◆ **What is required**:
Copy out the whole listing exactly as written, leaving the pictures behind.

◆ **Data for the task**:
______

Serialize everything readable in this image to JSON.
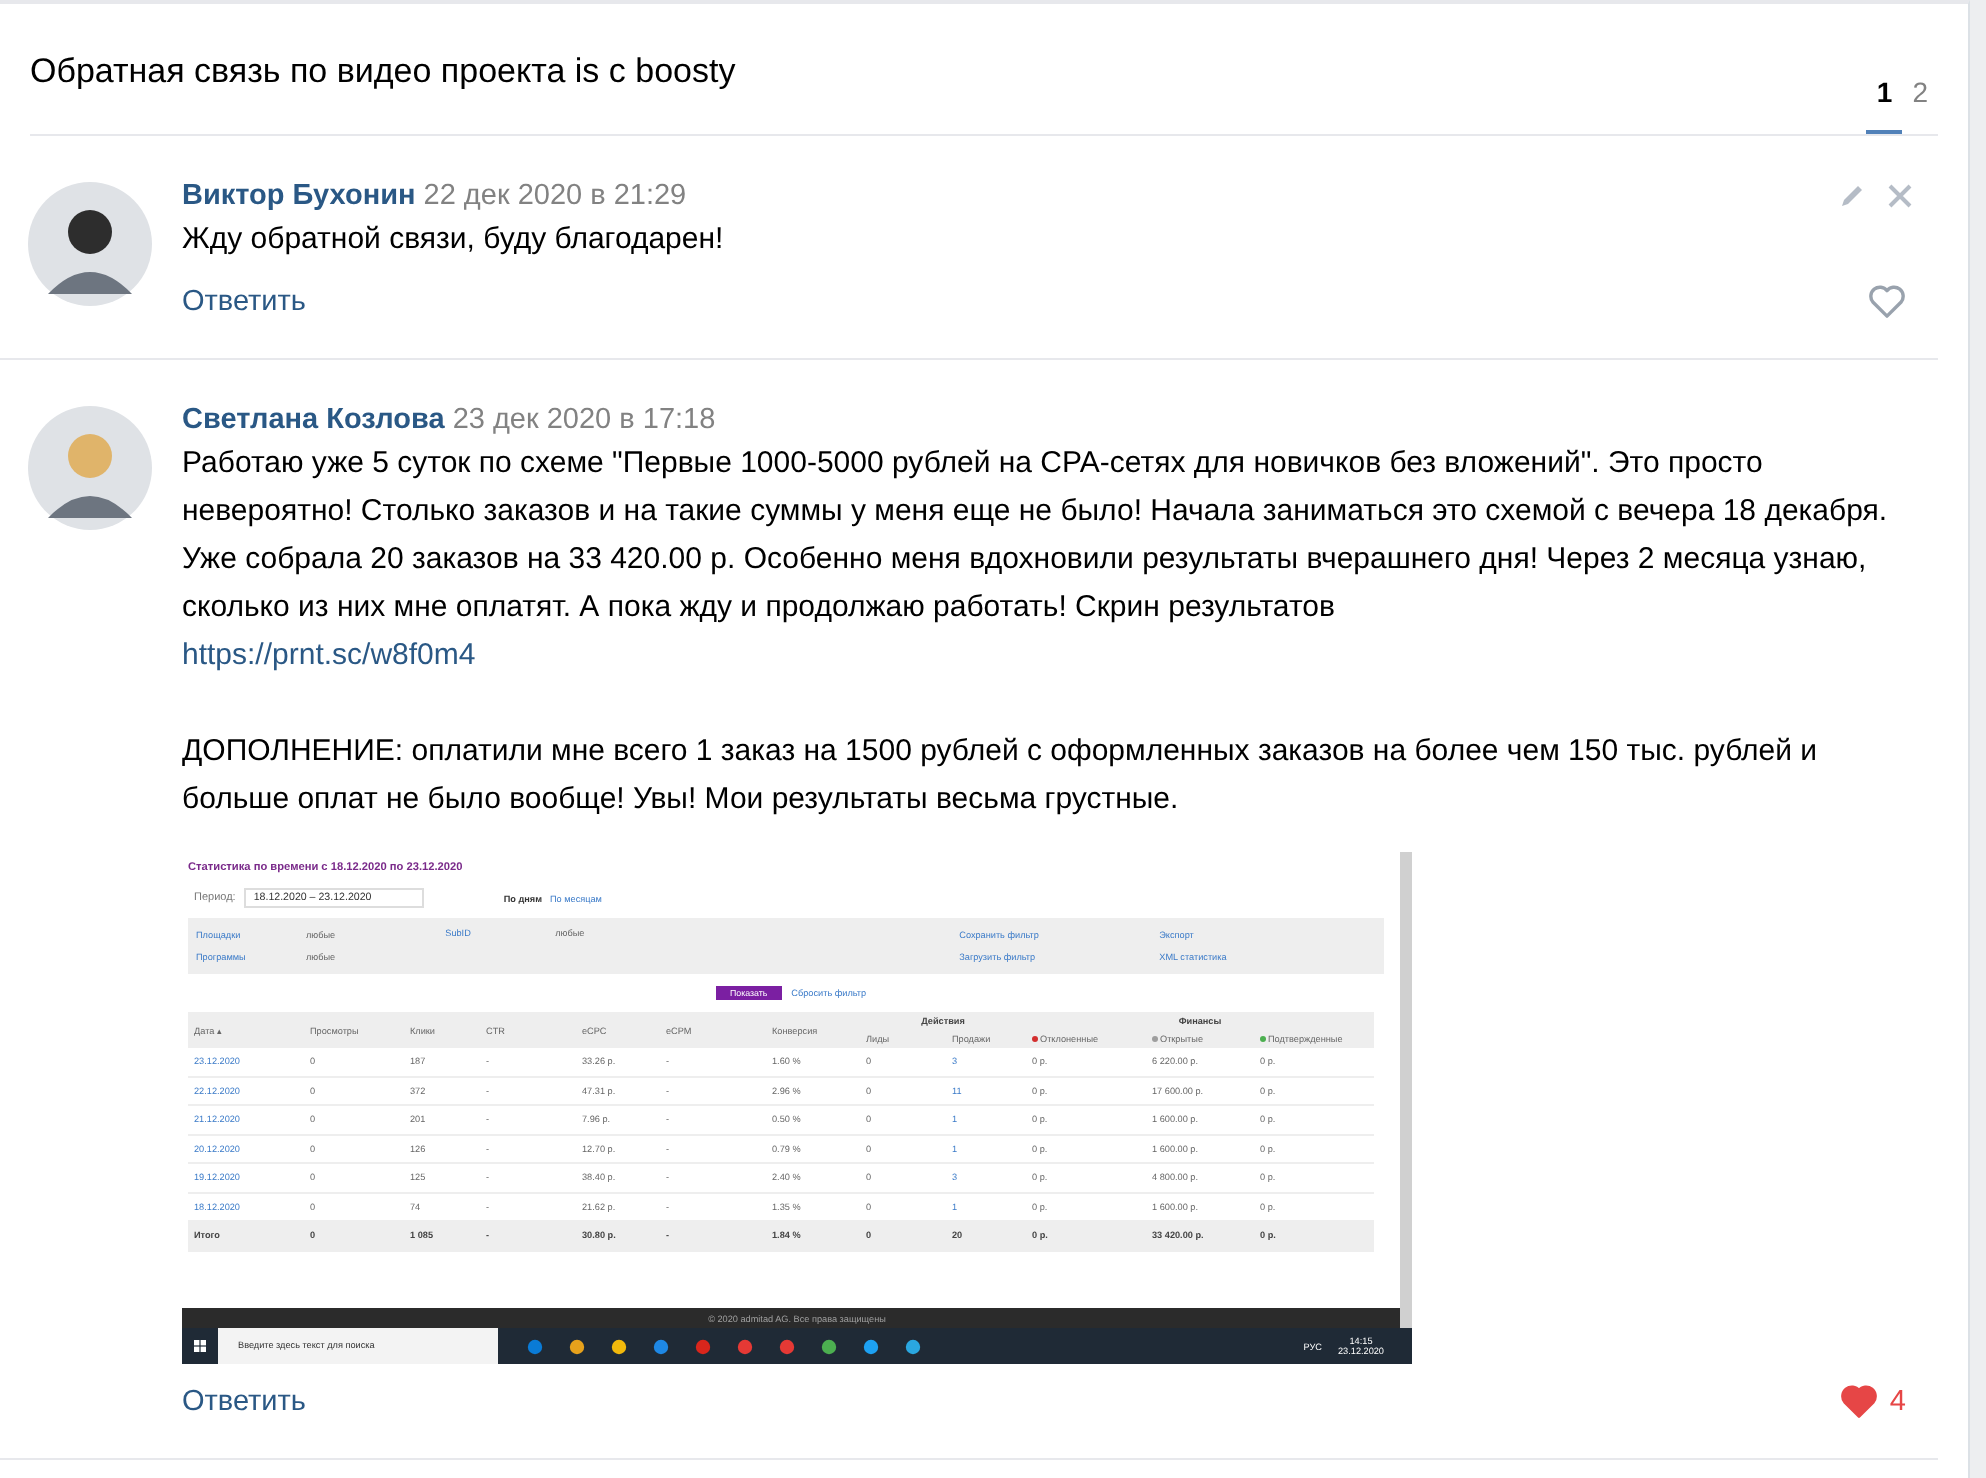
{
  "topic": {
    "title": "Обратная связь по видео проекта is с boosty",
    "pages": [
      {
        "label": "1",
        "selected": true
      },
      {
        "label": "2",
        "selected": false
      }
    ]
  },
  "comments": [
    {
      "author": "Виктор Бухонин",
      "date": "22 дек 2020 в 21:29",
      "avatar": {
        "color": "#2d2d2d"
      },
      "own": true,
      "paragraphs": [
        {
          "text": "Жду обратной связи, буду благодарен!"
        }
      ],
      "reply": "Ответить",
      "liked": false
    },
    {
      "author": "Светлана Козлова",
      "date": "23 дек 2020 в 17:18",
      "avatar": {
        "color": "#e0b46a"
      },
      "own": false,
      "paragraphs": [
        {
          "text": "Работаю уже 5 суток по схеме \"Первые 1000-5000 рублей на CPA-сетях для новичков без вложений\". Это просто невероятно! Столько заказов и на такие суммы у меня еще не было! Начала заниматься это схемой с вечера 18 декабря. Уже собрала 20 заказов на 33 420.00 р. Особенно меня вдохновили результаты вчерашнего дня! Через 2 месяца узнаю, сколько из них мне оплатят. А пока жду и продолжаю работать! Скрин результатов",
          "link": "https://prnt.sc/w8f0m4"
        },
        {
          "text": "ДОПОЛНЕНИЕ: оплатили мне всего 1 заказ на 1500 рублей с оформленных заказов на более чем 150 тыс. рублей и больше оплат не было вообще! Увы! Мои результаты весьма грустные."
        }
      ],
      "screenshot": {
        "title": "Статистика по времени с 18.12.2020 по 23.12.2020",
        "period_label": "Период:",
        "period_value": "18.12.2020 – 23.12.2020",
        "views": [
          {
            "label": "По дням",
            "selected": true
          },
          {
            "label": "По месяцам",
            "selected": false
          }
        ],
        "filters": [
          {
            "name": "Площадки",
            "value": "любые"
          },
          {
            "name": "Программы",
            "value": "любые"
          }
        ],
        "subid": {
          "name": "SubID",
          "value": "любые"
        },
        "filter_links": [
          "Сохранить фильтр",
          "Загрузить фильтр"
        ],
        "export_links": [
          "Экспорт",
          "XML статистика"
        ],
        "show_button": "Показать",
        "reset_link": "Сбросить фильтр",
        "column_groups": [
          {
            "kind": "actions",
            "label": "Действия"
          },
          {
            "kind": "finance",
            "label": "Финансы"
          }
        ],
        "columns": [
          {
            "label": "Дата ▴",
            "kind": "plain"
          },
          {
            "label": "Просмотры",
            "kind": "plain"
          },
          {
            "label": "Клики",
            "kind": "plain"
          },
          {
            "label": "CTR",
            "kind": "plain"
          },
          {
            "label": "eCPC",
            "kind": "plain"
          },
          {
            "label": "eCPM",
            "kind": "plain"
          },
          {
            "label": "Конверсия",
            "kind": "plain"
          },
          {
            "label": "Лиды",
            "kind": "actions"
          },
          {
            "label": "Продажи",
            "kind": "actions"
          },
          {
            "label": "Отклоненные",
            "kind": "finance",
            "color": "#d32f2f"
          },
          {
            "label": "Открытые",
            "kind": "finance",
            "color": "#9e9e9e"
          },
          {
            "label": "Подтвержденные",
            "kind": "finance",
            "color": "#4caf50"
          }
        ],
        "rows": [
          {
            "total": false,
            "cells": [
              "23.12.2020",
              "0",
              "187",
              "-",
              "33.26 р.",
              "-",
              "1.60 %",
              "0",
              "3",
              "0 р.",
              "6 220.00 р.",
              "0 р."
            ]
          },
          {
            "total": false,
            "cells": [
              "22.12.2020",
              "0",
              "372",
              "-",
              "47.31 р.",
              "-",
              "2.96 %",
              "0",
              "11",
              "0 р.",
              "17 600.00 р.",
              "0 р."
            ]
          },
          {
            "total": false,
            "cells": [
              "21.12.2020",
              "0",
              "201",
              "-",
              "7.96 р.",
              "-",
              "0.50 %",
              "0",
              "1",
              "0 р.",
              "1 600.00 р.",
              "0 р."
            ]
          },
          {
            "total": false,
            "cells": [
              "20.12.2020",
              "0",
              "126",
              "-",
              "12.70 р.",
              "-",
              "0.79 %",
              "0",
              "1",
              "0 р.",
              "1 600.00 р.",
              "0 р."
            ]
          },
          {
            "total": false,
            "cells": [
              "19.12.2020",
              "0",
              "125",
              "-",
              "38.40 р.",
              "-",
              "2.40 %",
              "0",
              "3",
              "0 р.",
              "4 800.00 р.",
              "0 р."
            ]
          },
          {
            "total": false,
            "cells": [
              "18.12.2020",
              "0",
              "74",
              "-",
              "21.62 р.",
              "-",
              "1.35 %",
              "0",
              "1",
              "0 р.",
              "1 600.00 р.",
              "0 р."
            ]
          },
          {
            "total": true,
            "cells": [
              "Итого",
              "0",
              "1 085",
              "-",
              "30.80 р.",
              "-",
              "1.84 %",
              "0",
              "20",
              "0 р.",
              "33 420.00 р.",
              "0 р."
            ]
          }
        ],
        "footer": "© 2020 admitad AG. Все права защищены",
        "taskbar": {
          "search_placeholder": "Введите здесь текст для поиска",
          "language": "РУС",
          "time": "14:15",
          "date": "23.12.2020"
        }
      },
      "reply": "Ответить",
      "liked": true,
      "like_count": "4"
    }
  ]
}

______

◆ **Task answer**:
Serialize everything readable in this image to JSON.
{
  "topic": {
    "title": "Обратная связь по видео проекта is с boosty",
    "pages": [
      {
        "label": "1",
        "selected": true
      },
      {
        "label": "2",
        "selected": false
      }
    ]
  },
  "comments": [
    {
      "author": "Виктор Бухонин",
      "date": "22 дек 2020 в 21:29",
      "avatar": {
        "color": "#2d2d2d"
      },
      "own": true,
      "paragraphs": [
        {
          "text": "Жду обратной связи, буду благодарен!"
        }
      ],
      "reply": "Ответить",
      "liked": false
    },
    {
      "author": "Светлана Козлова",
      "date": "23 дек 2020 в 17:18",
      "avatar": {
        "color": "#e0b46a"
      },
      "own": false,
      "paragraphs": [
        {
          "text": "Работаю уже 5 суток по схеме \"Первые 1000-5000 рублей на CPA-сетях для новичков без вложений\". Это просто невероятно! Столько заказов и на такие суммы у меня еще не было! Начала заниматься это схемой с вечера 18 декабря. Уже собрала 20 заказов на 33 420.00 р. Особенно меня вдохновили результаты вчерашнего дня! Через 2 месяца узнаю, сколько из них мне оплатят. А пока жду и продолжаю работать! Скрин результатов",
          "link": "https://prnt.sc/w8f0m4"
        },
        {
          "text": "ДОПОЛНЕНИЕ: оплатили мне всего 1 заказ на 1500 рублей с оформленных заказов на более чем 150 тыс. рублей и больше оплат не было вообще! Увы! Мои результаты весьма грустные."
        }
      ],
      "screenshot": {
        "title": "Статистика по времени с 18.12.2020 по 23.12.2020",
        "period_label": "Период:",
        "period_value": "18.12.2020 – 23.12.2020",
        "views": [
          {
            "label": "По дням",
            "selected": true
          },
          {
            "label": "По месяцам",
            "selected": false
          }
        ],
        "filters": [
          {
            "name": "Площадки",
            "value": "любые"
          },
          {
            "name": "Программы",
            "value": "любые"
          }
        ],
        "subid": {
          "name": "SubID",
          "value": "любые"
        },
        "filter_links": [
          "Сохранить фильтр",
          "Загрузить фильтр"
        ],
        "export_links": [
          "Экспорт",
          "XML статистика"
        ],
        "show_button": "Показать",
        "reset_link": "Сбросить фильтр",
        "column_groups": [
          {
            "kind": "actions",
            "label": "Действия"
          },
          {
            "kind": "finance",
            "label": "Финансы"
          }
        ],
        "columns": [
          {
            "label": "Дата ▴",
            "kind": "plain"
          },
          {
            "label": "Просмотры",
            "kind": "plain"
          },
          {
            "label": "Клики",
            "kind": "plain"
          },
          {
            "label": "CTR",
            "kind": "plain"
          },
          {
            "label": "eCPC",
            "kind": "plain"
          },
          {
            "label": "eCPM",
            "kind": "plain"
          },
          {
            "label": "Конверсия",
            "kind": "plain"
          },
          {
            "label": "Лиды",
            "kind": "actions"
          },
          {
            "label": "Продажи",
            "kind": "actions"
          },
          {
            "label": "Отклоненные",
            "kind": "finance",
            "color": "#d32f2f"
          },
          {
            "label": "Открытые",
            "kind": "finance",
            "color": "#9e9e9e"
          },
          {
            "label": "Подтвержденные",
            "kind": "finance",
            "color": "#4caf50"
          }
        ],
        "rows": [
          {
            "total": false,
            "cells": [
              "23.12.2020",
              "0",
              "187",
              "-",
              "33.26 р.",
              "-",
              "1.60 %",
              "0",
              "3",
              "0 р.",
              "6 220.00 р.",
              "0 р."
            ]
          },
          {
            "total": false,
            "cells": [
              "22.12.2020",
              "0",
              "372",
              "-",
              "47.31 р.",
              "-",
              "2.96 %",
              "0",
              "11",
              "0 р.",
              "17 600.00 р.",
              "0 р."
            ]
          },
          {
            "total": false,
            "cells": [
              "21.12.2020",
              "0",
              "201",
              "-",
              "7.96 р.",
              "-",
              "0.50 %",
              "0",
              "1",
              "0 р.",
              "1 600.00 р.",
              "0 р."
            ]
          },
          {
            "total": false,
            "cells": [
              "20.12.2020",
              "0",
              "126",
              "-",
              "12.70 р.",
              "-",
              "0.79 %",
              "0",
              "1",
              "0 р.",
              "1 600.00 р.",
              "0 р."
            ]
          },
          {
            "total": false,
            "cells": [
              "19.12.2020",
              "0",
              "125",
              "-",
              "38.40 р.",
              "-",
              "2.40 %",
              "0",
              "3",
              "0 р.",
              "4 800.00 р.",
              "0 р."
            ]
          },
          {
            "total": false,
            "cells": [
              "18.12.2020",
              "0",
              "74",
              "-",
              "21.62 р.",
              "-",
              "1.35 %",
              "0",
              "1",
              "0 р.",
              "1 600.00 р.",
              "0 р."
            ]
          },
          {
            "total": true,
            "cells": [
              "Итого",
              "0",
              "1 085",
              "-",
              "30.80 р.",
              "-",
              "1.84 %",
              "0",
              "20",
              "0 р.",
              "33 420.00 р.",
              "0 р."
            ]
          }
        ],
        "footer": "© 2020 admitad AG. Все права защищены",
        "taskbar": {
          "search_placeholder": "Введите здесь текст для поиска",
          "language": "РУС",
          "time": "14:15",
          "date": "23.12.2020"
        }
      },
      "reply": "Ответить",
      "liked": true,
      "like_count": "4"
    }
  ]
}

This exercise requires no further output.